Inside the shop was quiet. A couple of older ladies were chatting over large mugs of coffee and cinnamon buns at a table near the window. Bella was behind the counter, her hair tucked up in a high bun, her dark apron dusted with flour.
She glanced over and gave Molly about half the smile she gave most. “Morning, Molly.”
“Good morning. It’s quiet in here,” Molly remarked. Bella was well-known by locals and tourists alike for her delicious treats.
“You just missed the rush actually. I think a lot of tourists are heading home so there was an early morning crowd.”
Molly looked at the display case to see what was available. “You can’t blame them for wanting one last taste.” Her mouth watered.
Bella’s smile morphed into the real thing. Molly was taking it one step at a time, trying to regain Bella’s trust after mistakenly accusing the baker’s boyfriend of foul play earlier in the summer.
She wiped her hands on her apron. “Thank you. What can I get you?”
If she thought too hard about it, she’d change her mind a dozen times. “I’ll have a lemon blueberry scone and six chocolate chip muffins.”
Bella laughed. “Hungry?”

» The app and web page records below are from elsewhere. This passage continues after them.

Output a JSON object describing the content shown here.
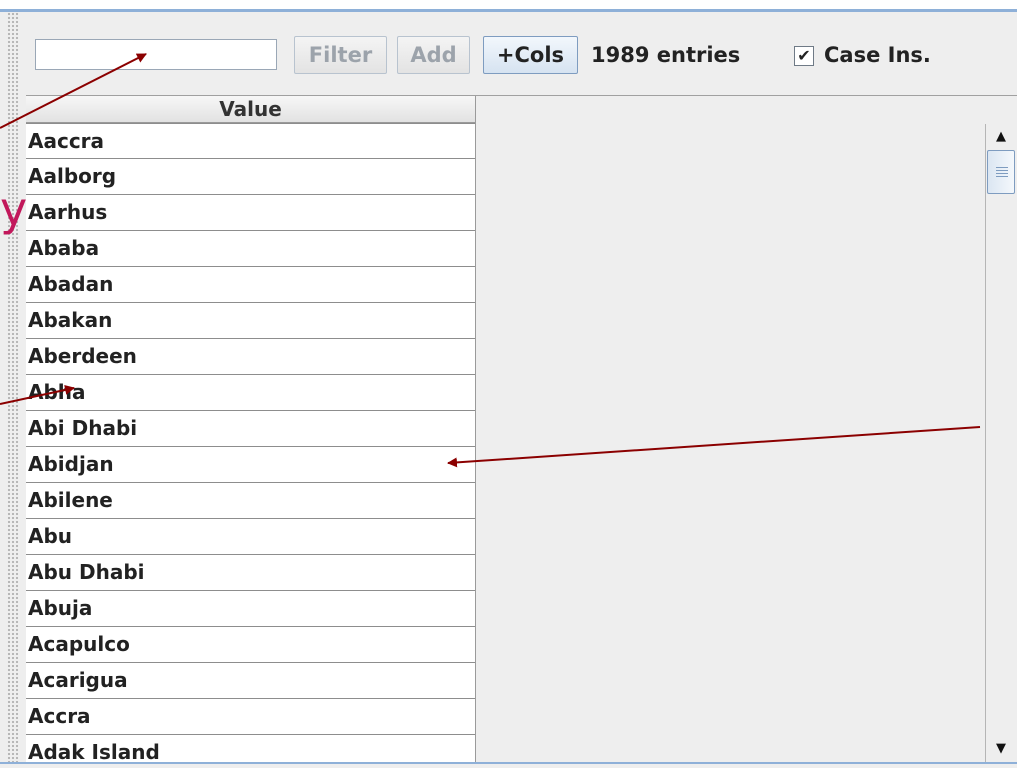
{
  "toolbar": {
    "filter_input_value": "",
    "filter_button": "Filter",
    "add_button": "Add",
    "cols_button": "+Cols",
    "entries_text": "1989 entries",
    "case_checkbox_checked": true,
    "case_label": "Case Ins."
  },
  "table": {
    "column_header": "Value",
    "rows": [
      "Aaccra",
      "Aalborg",
      "Aarhus",
      "Ababa",
      "Abadan",
      "Abakan",
      "Aberdeen",
      "Abha",
      "Abi Dhabi",
      "Abidjan",
      "Abilene",
      "Abu",
      "Abu Dhabi",
      "Abuja",
      "Acapulco",
      "Acarigua",
      "Accra",
      "Adak Island"
    ]
  },
  "scrollbar": {
    "up_icon": "up-arrow-icon",
    "down_icon": "down-arrow-icon"
  },
  "annotation": {
    "color": "#8b0000",
    "label_fragment": "y"
  }
}
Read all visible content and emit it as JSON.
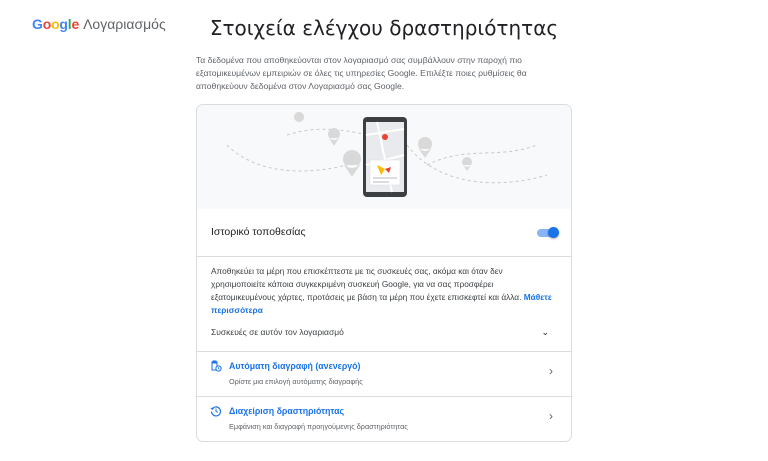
{
  "header": {
    "logo_google": "Google",
    "logo_account": "Λογαριασμός",
    "title": "Στοιχεία ελέγχου δραστηριότητας"
  },
  "intro": "Τα δεδομένα που αποθηκεύονται στον λογαριασμό σας συμβάλλουν στην παροχή πιο εξατομικευμένων εμπειριών σε όλες τις υπηρεσίες Google. Επιλέξτε ποιες ρυθμίσεις θα αποθηκεύουν δεδομένα στον Λογαριασμό σας Google.",
  "card": {
    "setting_label": "Ιστορικό τοποθεσίας",
    "toggle_on": true,
    "description": "Αποθηκεύει τα μέρη που επισκέπτεστε με τις συσκευές σας, ακόμα και όταν δεν χρησιμοποιείτε κάποια συγκεκριμένη συσκευή Google, για να σας προσφέρει εξατομικευμένους χάρτες, προτάσεις με βάση τα μέρη που έχετε επισκεφτεί και άλλα.",
    "learn_more": "Μάθετε περισσότερα",
    "devices_label": "Συσκευές σε αυτόν τον λογαριασμό",
    "auto_delete": {
      "title": "Αυτόματη διαγραφή (ανενεργό)",
      "subtitle": "Ορίστε μια επιλογή αυτόματης διαγραφής"
    },
    "manage": {
      "title": "Διαχείριση δραστηριότητας",
      "subtitle": "Εμφάνιση και διαγραφή προηγούμενης δραστηριότητας"
    }
  },
  "colors": {
    "accent": "#1a73e8",
    "toggle_track": "#8ab4f8",
    "border": "#dadce0",
    "google_blue": "#4285f4",
    "google_red": "#ea4335",
    "google_yellow": "#fbbc05",
    "google_green": "#34a853"
  },
  "icons": {
    "auto_delete": "auto-delete-icon",
    "manage": "history-icon",
    "devices_chevron": "chevron-down-icon",
    "row_arrow": "chevron-right-icon"
  }
}
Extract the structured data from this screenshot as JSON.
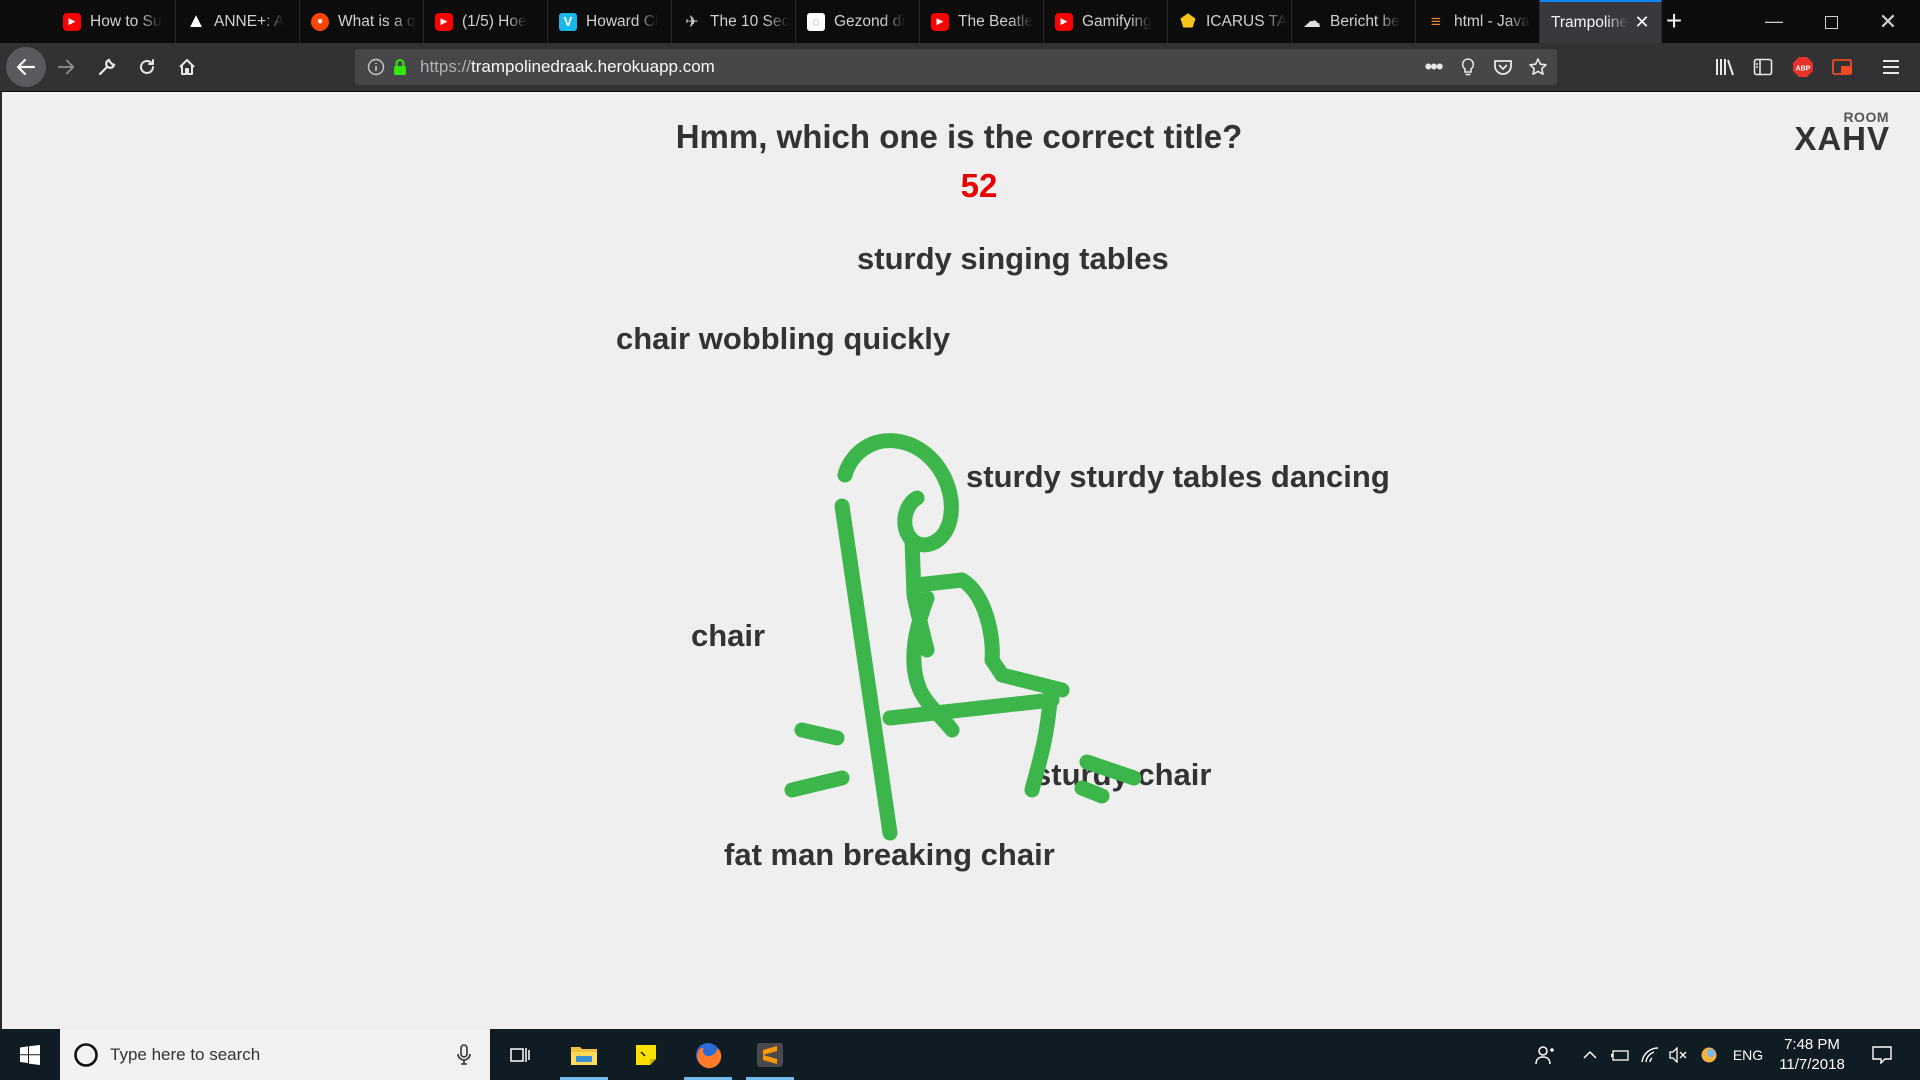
{
  "browser": {
    "tabs": [
      {
        "label": "How to Su",
        "icon": "youtube-icon",
        "color": "#ff0000",
        "glyph": "▶"
      },
      {
        "label": "ANNE+: A",
        "icon": "warning-icon",
        "color": "#ffffff",
        "glyph": "!"
      },
      {
        "label": "What is a q",
        "icon": "reddit-icon",
        "color": "#ff4500",
        "glyph": "●"
      },
      {
        "label": "(1/5) Hoe",
        "icon": "youtube-icon",
        "color": "#ff0000",
        "glyph": "▶"
      },
      {
        "label": "Howard Cl",
        "icon": "vimeo-icon",
        "color": "#1ab7ea",
        "glyph": "V"
      },
      {
        "label": "The 10 Sec",
        "icon": "bird-icon",
        "color": "#c8c8d0",
        "glyph": "✈"
      },
      {
        "label": "Gezond di",
        "icon": "page-icon",
        "color": "#ffffff",
        "glyph": "◌"
      },
      {
        "label": "The Beatle",
        "icon": "youtube-icon",
        "color": "#ff0000",
        "glyph": "▶"
      },
      {
        "label": "Gamifying",
        "icon": "youtube-icon",
        "color": "#ff0000",
        "glyph": "▶"
      },
      {
        "label": "ICARUS TA",
        "icon": "shield-icon",
        "color": "#f5c518",
        "glyph": "◆"
      },
      {
        "label": "Bericht be",
        "icon": "forum-icon",
        "color": "#e0e0e0",
        "glyph": "☁"
      },
      {
        "label": "html - Java",
        "icon": "stackoverflow-icon",
        "color": "#f48024",
        "glyph": "≡"
      }
    ],
    "active_tab": {
      "label": "Trampoline",
      "close": "✕"
    },
    "new_tab": "+",
    "url_proto": "https://",
    "url_host": "trampolinedraak.herokuapp.com",
    "accent": "#0a84ff"
  },
  "game": {
    "question": "Hmm, which one is the correct title?",
    "timer": "52",
    "room_label": "ROOM",
    "room_code": "XAHV",
    "options": [
      {
        "text": "sturdy singing tables"
      },
      {
        "text": "chair wobbling quickly"
      },
      {
        "text": "sturdy sturdy tables dancing"
      },
      {
        "text": "chair"
      },
      {
        "text": "sturdy chair"
      },
      {
        "text": "fat man breaking chair"
      }
    ],
    "drawing_color": "#3cb54a",
    "timer_color": "#e80000"
  },
  "taskbar": {
    "search_placeholder": "Type here to search",
    "lang": "ENG",
    "time": "7:48 PM",
    "date": "11/7/2018"
  }
}
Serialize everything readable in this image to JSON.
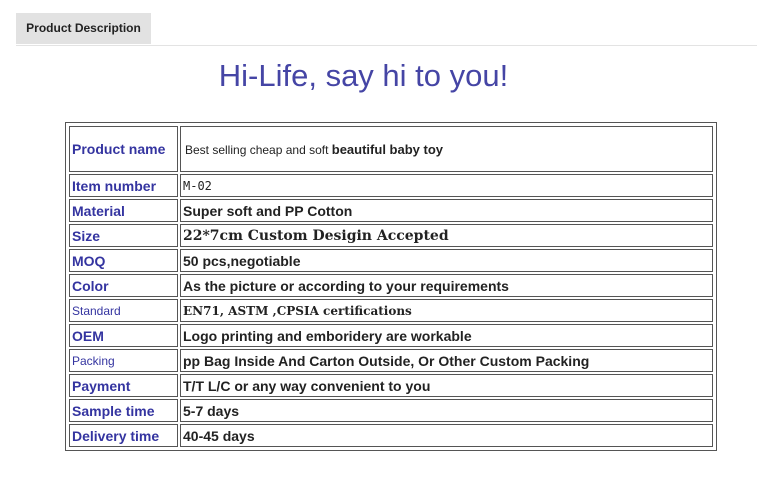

Molly nodded her head toward the door where Hannah could be seen through the glass playing with the pup. “Might as well treat the staff.”
“Good call.” Bella got a box for Molly’s order and slid open the case. “So, how’s the B and B? The wedding is this weekend, right?”
News moved through Britton Bay quicker than Tigger gobbled his food. The wedding was worthy of big-time gossip among the locals since the mother of the bride had grown up in the converted Victorian. The childhood connection had warmed Katherine’s heart, making her agree to host the entire wedding party in the six rooms she had available.
Molly leaned on the counter while Bella grabbed the muffins. “It is. They started arriving this morning. Loudly.”
Bella taped the box shut and glanced at Molly, one eyebrow arched. “Uh-oh. My mom went to school with the bride’s mom. Said she was quite the diva. Of course, she could have just been trying to make me feel better after Katherine called me about the catering.”
Bagging up the scone and passing it over, Bella rang up the order. Molly tried to think of a polite way to quell her curiosity as she tapped in her PIN.
“What happened with the catering?” There was no polite way to be nosy.
The baker huffed out a breath and pushed a strand of hair off her forehead with the back of her hand. “You know I normally supply Katherine’s baked goods and she’d explained to the mother of the bride that breakfasts were included, but she insisted that they wanted their own caterer even for the days before the wedding.”
Molly accepted the bag from Bella after tucking her bank card away. “Hmm. They do strike me as the types to be quite particular.”
When a timer dinged, Bella glanced toward the door of the kitchen, then back at Molly. “I’ll say. Apparently the caterer won some big culinary contest and they wanted the wedding party to experience the award-winning delights for all five days.”
Though there was a tinge of irritation in the baker’s voice, she didn’t seem angry about the loss of income. Molly knew, firsthand, that it was in Bella’s nature to forgive and forget. Mostly. Despite her apology for adding Callan, the shake shop owner, and Bella’s guy to her list of suspects who may have wanted her former colleague dead, there was still a certain amount of stiffness to the interactions she had with the baker. Molly’s not so polite nosiness had created potholes in the road to friendship with Bella. Plus, she’d been completely wrong. Molly was still hoping things would feel natural between them since they were close in age and she genuinely liked the baker.
“Well, I don’t care if she was given an award by Gordon Ramsey himself, there’s no way whatever caterer they’re bringing could make better muffins or scones than you.”
Bella smiled, all traces of tension vanishing from the woman’s features. Her dark brown eyes showed a mixture of affection and appreciation, making Molly grateful she kept trying to iron things out.
“Thanks. I better go or the next batch of scones will be anything but award worthy.”
Molly waved and went back out to greet Hannah and her Tigger. The dog jumped and yipped with unadulterated glee and Molly laughed, trading Hannah the leash for the box of muffins.
“Mind carrying those?” The Britton Bay Bulletin’s office was on the way to Hannah’s so Molly assumed the girl would walk with her and the dog.
As expected, Hannah took the box and fell into step beside her.
“So, I was thinking we could do a story about the wedding. Well, the bed-and-breakfast really. We could feature the house, which would give Katherine more exposure right?”
Molly couldn’t hold back the wattage on her smile. Hannah was a bright girl with an excellent talent for storytelling. She interned at the paper in between classes during the school year, but had been working close to full time all summer. As usual, her idea was bright and fun and relevant. Something the newspaper had been missing when Molly arrived in town.
“It absolutely would and I agree, there’s a ton we could do surrounding the wedding. It’s important to have stories that pique interest,” Molly agreed as she thought about what Bella said.
As they neared the office, she added, “And I’m pretty sure there’s plenty of people interested in seeing how this wedding plays out.”